Old Independence Regional Museum

The Old Independence Regional Museum, 380 S. 9th Street, was established in Batesville (Independence County) in 1998 to serve the twelve-county region of northeast Arkansas that was included in Independence County in 1820. Detailed maps describe the region’s historic sites and museums, leading visitors to continue their journey into the other counties in the region, which include all or part of Baxter, Cleburne, Fulton, Izard, Jackson, Marion, Poinsett, Sharp, Stone, White, and Woodruff counties. Organization of the museum began in the fall of 1991, when the Independence County Historical Society formed a museum-planning committee of sixteen people. The committee learned from museum operations experts; drafted planning documents; and created a statement of purpose, a mission statement, goals, and a set …

Old Jackson (Randolph County)

Jackson was a town once located in Lawrence County, approximately two miles northeast of the current town of Imboden (Lawrence County) and several miles west of the Eleven Point River. The town was centered on the Old Jackson and Union roads. Jackson, one of the few towns located on the Southwest Trail, served as the county seat for Lawrence County from 1829 to 1837. It was also an important location on the Trail of Tears due to its placement along the Fort Smith to Jackson Road.

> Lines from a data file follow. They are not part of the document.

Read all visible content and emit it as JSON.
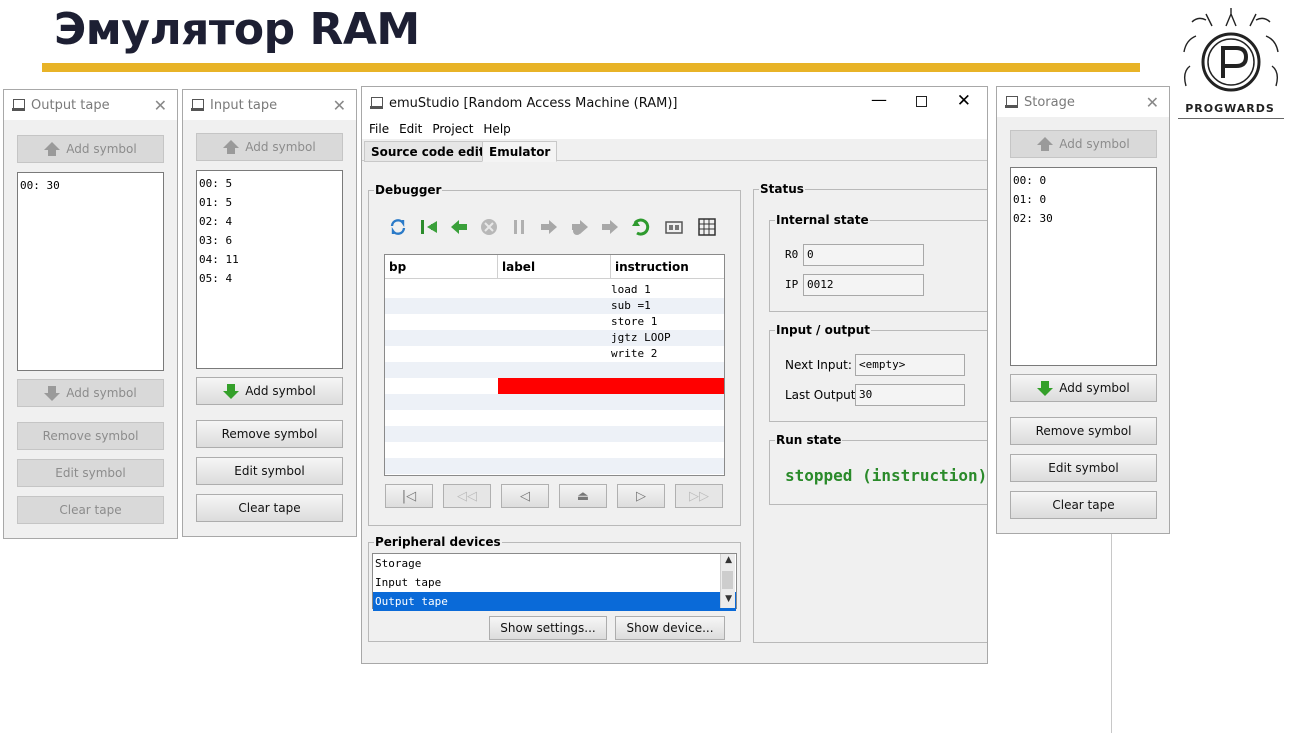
{
  "slide": {
    "title": "Эмулятор RAM",
    "logo_text": "PROGWARDS"
  },
  "colors": {
    "accent": "#e8b327",
    "selection": "#0a6ad8",
    "highlight": "#ff0000",
    "run_state": "#2a8a2a"
  },
  "output_tape": {
    "title": "Output tape",
    "add_top": "Add symbol",
    "cells": [
      "00: 30"
    ],
    "add_bottom": "Add symbol",
    "remove": "Remove symbol",
    "edit": "Edit symbol",
    "clear": "Clear tape"
  },
  "input_tape": {
    "title": "Input tape",
    "add_top": "Add symbol",
    "cells": [
      "00: 5",
      "01: 5",
      "02: 4",
      "03: 6",
      "04: 11",
      "05: 4"
    ],
    "add_bottom": "Add symbol",
    "remove": "Remove symbol",
    "edit": "Edit symbol",
    "clear": "Clear tape"
  },
  "storage": {
    "title": "Storage",
    "add_top": "Add symbol",
    "cells": [
      "00: 0",
      "01: 0",
      "02: 30"
    ],
    "add_bottom": "Add symbol",
    "remove": "Remove symbol",
    "edit": "Edit symbol",
    "clear": "Clear tape"
  },
  "main": {
    "title": "emuStudio [Random Access Machine (RAM)]",
    "menu": [
      "File",
      "Edit",
      "Project",
      "Help"
    ],
    "tabs": [
      "Source code editor",
      "Emulator"
    ],
    "debugger": {
      "label": "Debugger",
      "columns": [
        "bp",
        "label",
        "instruction"
      ],
      "instructions": [
        "load 1",
        "sub =1",
        "store 1",
        "jgtz LOOP",
        "write 2"
      ]
    },
    "peripheral": {
      "label": "Peripheral devices",
      "devices": [
        "Storage",
        "Input tape",
        "Output tape"
      ],
      "selected": "Output tape",
      "show_settings": "Show settings...",
      "show_device": "Show device..."
    },
    "status": {
      "label": "Status",
      "internal_state": "Internal state",
      "r0_label": "R0",
      "r0_value": "0",
      "ip_label": "IP",
      "ip_value": "0012",
      "io_label": "Input / output",
      "next_input_label": "Next Input:",
      "next_input_value": "<empty>",
      "last_output_label": "Last Output:",
      "last_output_value": "30",
      "run_state_label": "Run state",
      "run_state_value": "stopped (instruction)"
    }
  }
}
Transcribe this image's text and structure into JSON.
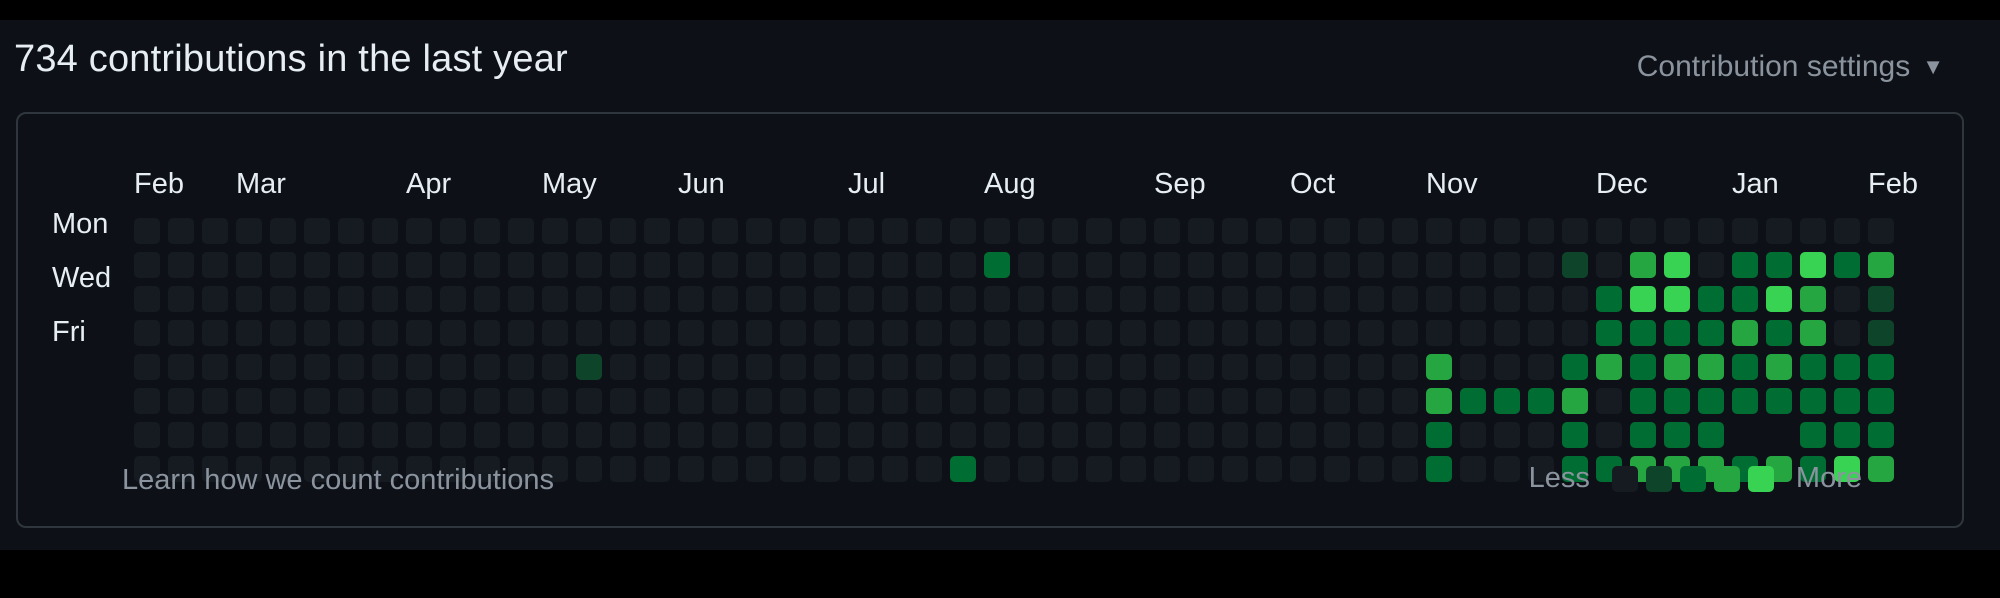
{
  "header": {
    "title": "734 contributions in the last year",
    "settings_label": "Contribution settings"
  },
  "graph": {
    "months": [
      "Feb",
      "Mar",
      "Apr",
      "May",
      "Jun",
      "Jul",
      "Aug",
      "Sep",
      "Oct",
      "Nov",
      "Dec",
      "Jan",
      "Feb"
    ],
    "month_week_index": [
      0,
      3,
      8,
      12,
      16,
      21,
      25,
      30,
      34,
      38,
      43,
      47,
      51
    ],
    "day_labels": [
      "Mon",
      "Wed",
      "Fri"
    ],
    "levels": [
      "0000000000000000000000000000000000000000000000000000",
      "0000000000000000000000000200000000000000001034022423",
      "0000000000000000000000000000000000000000000244224301",
      "0000000000000000000000000000000000000000000222232301",
      "0000000000000100000000000000000000000030002323323222",
      "0000000000000000000000000000000000000032223022222222",
      "0000000000000000000000000000000000000020002022255222",
      "0000000000000000000000002000000000000020002233323243"
    ]
  },
  "colors": {
    "level0": "#161b22",
    "level1": "#0e4429",
    "level2": "#006d32",
    "level3": "#26a641",
    "level4": "#39d353"
  },
  "footer": {
    "learn_link": "Learn how we count contributions",
    "legend_less": "Less",
    "legend_more": "More"
  }
}
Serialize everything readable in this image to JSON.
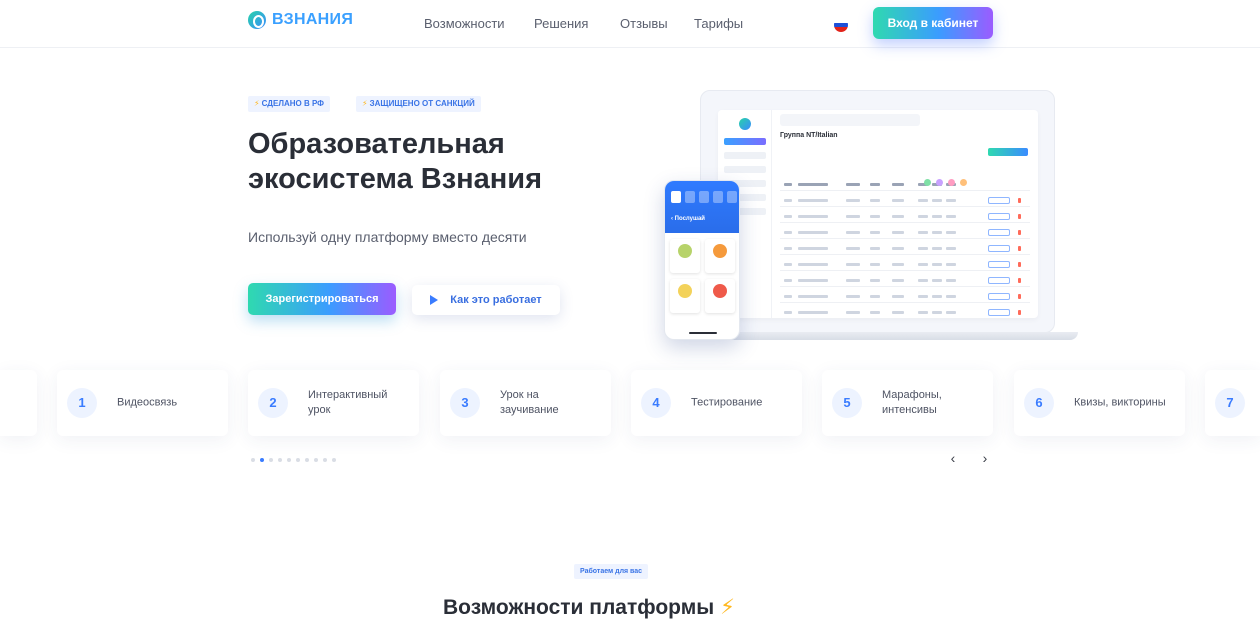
{
  "header": {
    "logo_text": "ВЗНАНИЯ",
    "nav": [
      "Возможности",
      "Решения",
      "Отзывы",
      "Тарифы"
    ],
    "login_label": "Вход в кабинет"
  },
  "hero": {
    "badges": [
      "СДЕЛАНО В РФ",
      "ЗАЩИЩЕНО ОТ САНКЦИЙ"
    ],
    "title": "Образовательная экосистема Взнания",
    "subtitle": "Используй одну платформу вместо десяти",
    "register_label": "Зарегистрироваться",
    "how_label": "Как это работает"
  },
  "mockup": {
    "group_title": "Группа NT/Italian",
    "phone_label": "‹ Послушай"
  },
  "features": [
    {
      "num": "1",
      "label": "Видеосвязь"
    },
    {
      "num": "2",
      "label": "Интерактивный урок"
    },
    {
      "num": "3",
      "label": "Урок на заучивание"
    },
    {
      "num": "4",
      "label": "Тестирование"
    },
    {
      "num": "5",
      "label": "Марафоны, интенсивы"
    },
    {
      "num": "6",
      "label": "Квизы, викторины"
    },
    {
      "num": "7",
      "label": ""
    }
  ],
  "carousel": {
    "pages": 10,
    "active": 1,
    "prev": "‹",
    "next": "›"
  },
  "section": {
    "tag": "Работаем для вас",
    "title": "Возможности платформы"
  },
  "colors": {
    "accent": "#3a7cff",
    "gradient_start": "#2fd9b0",
    "gradient_end": "#9b5cff",
    "bolt": "#ffb81f"
  }
}
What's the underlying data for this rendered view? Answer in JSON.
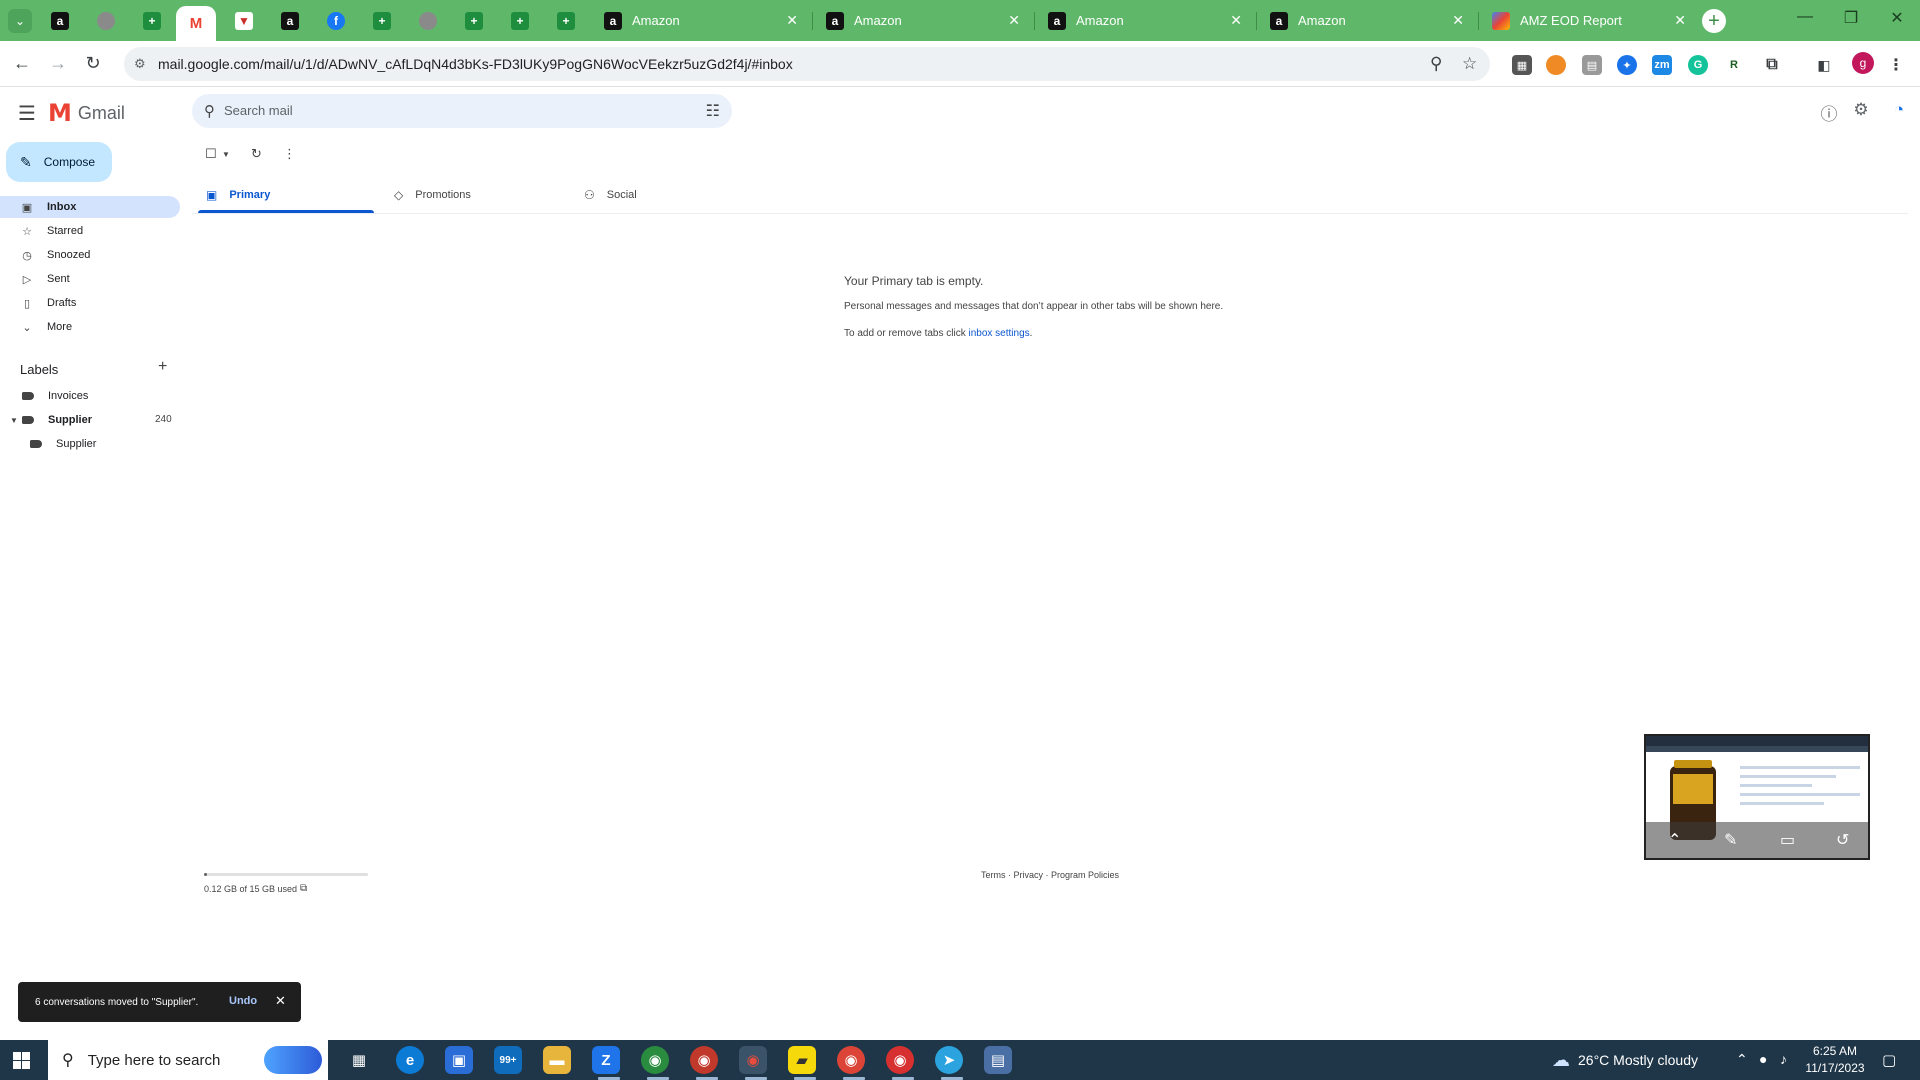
{
  "browser": {
    "pinned_tabs": [
      {
        "icon": "amazon-icon",
        "glyph": "a"
      },
      {
        "icon": "globe-icon",
        "glyph": ""
      },
      {
        "icon": "sheets-icon",
        "glyph": "+"
      },
      {
        "icon": "gmail-icon",
        "glyph": "M"
      },
      {
        "icon": "vpn-icon",
        "glyph": "▼"
      },
      {
        "icon": "amazon-icon",
        "glyph": "a"
      },
      {
        "icon": "facebook-icon",
        "glyph": "f"
      },
      {
        "icon": "sheets-icon",
        "glyph": "+"
      },
      {
        "icon": "globe-icon",
        "glyph": ""
      },
      {
        "icon": "sheets-icon",
        "glyph": "+"
      },
      {
        "icon": "sheets-icon",
        "glyph": "+"
      },
      {
        "icon": "sheets-icon",
        "glyph": "+"
      }
    ],
    "tabs": [
      {
        "title": "Amazon",
        "icon": "amazon-icon"
      },
      {
        "title": "Amazon",
        "icon": "amazon-icon"
      },
      {
        "title": "Amazon",
        "icon": "amazon-icon"
      },
      {
        "title": "Amazon",
        "icon": "amazon-icon"
      },
      {
        "title": "AMZ EOD Report",
        "icon": "looker-icon"
      }
    ],
    "url": "mail.google.com/mail/u/1/d/ADwNV_cAfLDqN4d3bKs-FD3lUKy9PogGN6WocVEekzr5uzGd2f4j/#inbox",
    "profile_initial": "g",
    "colors": {
      "tabbar": "#5fb86a",
      "accent": "#0b57d0"
    }
  },
  "gmail": {
    "brand": "Gmail",
    "search_placeholder": "Search mail",
    "compose_label": "Compose",
    "nav": [
      {
        "label": "Inbox",
        "icon": "inbox-icon",
        "glyph": "▣",
        "active": true
      },
      {
        "label": "Starred",
        "icon": "star-icon",
        "glyph": "☆"
      },
      {
        "label": "Snoozed",
        "icon": "clock-icon",
        "glyph": "◷"
      },
      {
        "label": "Sent",
        "icon": "send-icon",
        "glyph": "▷"
      },
      {
        "label": "Drafts",
        "icon": "draft-icon",
        "glyph": "▯"
      },
      {
        "label": "More",
        "icon": "chevron-down-icon",
        "glyph": "⌄"
      }
    ],
    "labels_title": "Labels",
    "labels": [
      {
        "label": "Invoices"
      },
      {
        "label": "Supplier",
        "count": "240",
        "bold": true
      },
      {
        "label": "Supplier",
        "nested": true
      }
    ],
    "category_tabs": [
      {
        "label": "Primary",
        "icon": "inbox-icon",
        "glyph": "▣",
        "active": true
      },
      {
        "label": "Promotions",
        "icon": "tag-icon",
        "glyph": "◇"
      },
      {
        "label": "Social",
        "icon": "people-icon",
        "glyph": "⚇"
      }
    ],
    "empty": {
      "title": "Your Primary tab is empty.",
      "line1": "Personal messages and messages that don’t appear in other tabs will be shown here.",
      "line2_prefix": "To add or remove tabs click ",
      "line2_link": "inbox settings",
      "line2_suffix": "."
    },
    "storage": {
      "text": "0.12 GB of 15 GB used",
      "used_fraction": 0.008
    },
    "footer": "Terms · Privacy · Program Policies",
    "toast": {
      "message": "6 conversations moved to \"Supplier\".",
      "action": "Undo"
    }
  },
  "taskbar": {
    "search_placeholder": "Type here to search",
    "weather": "26°C  Mostly cloudy",
    "time": "6:25 AM",
    "date": "11/17/2023",
    "badge_mail": "99+"
  }
}
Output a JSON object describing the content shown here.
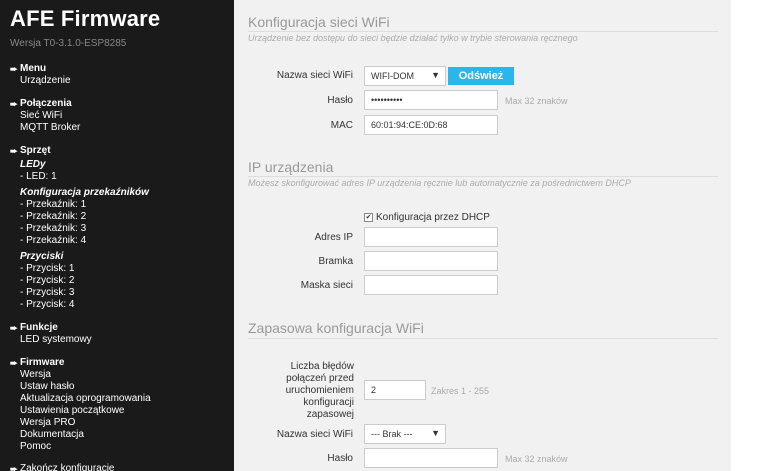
{
  "sidebar": {
    "brand": "AFE Firmware",
    "version": "Wersja T0-3.1.0-ESP8285",
    "sections": [
      {
        "title": "Menu",
        "links": [
          "Urządzenie"
        ]
      },
      {
        "title": "Połączenia",
        "links": [
          "Sieć WiFi",
          "MQTT Broker"
        ]
      },
      {
        "title": "Sprzęt",
        "groups": [
          {
            "name": "LEDy",
            "items": [
              "- LED: 1"
            ]
          },
          {
            "name": "Konfiguracja przekaźników",
            "items": [
              "- Przekaźnik: 1",
              "- Przekaźnik: 2",
              "- Przekaźnik: 3",
              "- Przekaźnik: 4"
            ]
          },
          {
            "name": "Przyciski",
            "items": [
              "- Przycisk: 1",
              "- Przycisk: 2",
              "- Przycisk: 3",
              "- Przycisk: 4"
            ]
          }
        ]
      },
      {
        "title": "Funkcje",
        "links": [
          "LED systemowy"
        ]
      },
      {
        "title": "Firmware",
        "links": [
          "Wersja",
          "Ustaw hasło",
          "Aktualizacja oprogramowania",
          "Ustawienia początkowe",
          "Wersja PRO",
          "Dokumentacja",
          "Pomoc"
        ]
      }
    ],
    "footer_partial": "Zakończ konfigurację"
  },
  "wifi": {
    "title": "Konfiguracja sieci WiFi",
    "description": "Urządzenie bez dostępu do sieci będzie działać tylko w trybie sterowania ręcznego",
    "ssid_label": "Nazwa sieci WiFi",
    "ssid_value": "WIFI-DOM",
    "refresh_label": "Odśwież",
    "password_label": "Hasło",
    "password_value": "••••••••••",
    "password_hint": "Max 32 znaków",
    "mac_label": "MAC",
    "mac_value": "60:01:94:CE:0D:68"
  },
  "ip": {
    "title": "IP urządzenia",
    "description": "Możesz skonfigurować adres IP urządzenia ręcznie lub automatycznie za pośrednictwem DHCP",
    "dhcp_label": "Konfiguracja przez DHCP",
    "dhcp_checked": true,
    "address_label": "Adres IP",
    "gateway_label": "Bramka",
    "mask_label": "Maska sieci"
  },
  "backup": {
    "title": "Zapasowa konfiguracja WiFi",
    "errors_label": [
      "Liczba błędów",
      "połączeń przed",
      "uruchomieniem",
      "konfiguracji",
      "zapasowej"
    ],
    "errors_value": "2",
    "errors_hint": "Zakres 1 - 255",
    "ssid_label": "Nazwa sieci WiFi",
    "ssid_value": "--- Brak ---",
    "password_label": "Hasło",
    "password_hint": "Max 32 znaków"
  },
  "icons": {
    "nav_arrow": "arrow-right-icon",
    "select_caret": "caret-down-icon",
    "check": "checkmark-icon"
  },
  "colors": {
    "sidebar_bg": "#1a1a1a",
    "content_bg": "#f1f1f1",
    "button_bg": "#2bb5e8"
  }
}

After boundaries were redefined in 1861, the town was located in Randolph County. By the 1880s, little was left of the town, which had become known as Old Jackson. Many sources show 1830 or …

Old Jail Museum Complex

The 1892 Sebastian County Jail is one of the oldest buildings in Greenwood (Sebastian County), as well as one of the few buildings to survive the 1968 tornado that destroyed much of the city’s business district. In 1966, the South Sebastian County Historical Society repurposed the “Old Jail” as a repository for historical artifacts of Greenwood and surrounding communities. On December 1, 1994, the jail was added to the National Register of Historic Places. The jail now serves as the centerpiece of the Old Jail Museum Complex, which is dedicated to the history of southern Sebastian County. The jail was constructed in 1892 by mason Isaac Kunkel, son Henry Oliver Kunkel, and son-in-law George Williamson, using stone quarried from Backbone …

Old Kia Kima

Old Kia Kima is a restored former Boy Scout camp owned and operated by the Old Kia Kima Preservation Association, a 501(c)(3) nonprofit organization. Old Kia Kima is located on a bluff overlooking a pristine riverfront on the South Fork of the Spring River in the foothills of the Ozark Mountains near Hardy (Sharp County). In 2000, it began offering camping facilities to qualified youth groups at no charge. The camp traces its origins to 1916 when the Memphis, Tennessee, area Boy Scout Council opened Kia Kima as its summer camp. The name chosen for the camp was “Kia Kima,” which was said to mean “nest of eagles” in the Chickasaw language. The original camp operated as a Boy Scout …

Old Mill

Famous for its appearance in the opening credits of the 1939 classic movie Gone with the Wind, the Old Mill in the five-acre T. R. Pugh Memorial Park in North Little Rock (Pulaski County) contains the work of noted Mexican sculptor Dionicio Rodriguez, who perfected the folk art style known as faux bois (fake wood) by crafting reinforced concrete to resemble petrified logs. Justin Matthews, the developer of the town’s Park Hill and Lakewood subdivisions, hired Rodriguez in 1932 to create a tourist attraction for his new suburban development. Formally named Pugh’s Mill in honor of Matthews’s lifelong friend Thomas R. Pugh, the mill features a two-story stone building, bridges, benches, and other examples of Rodriguez’s art, all designed to …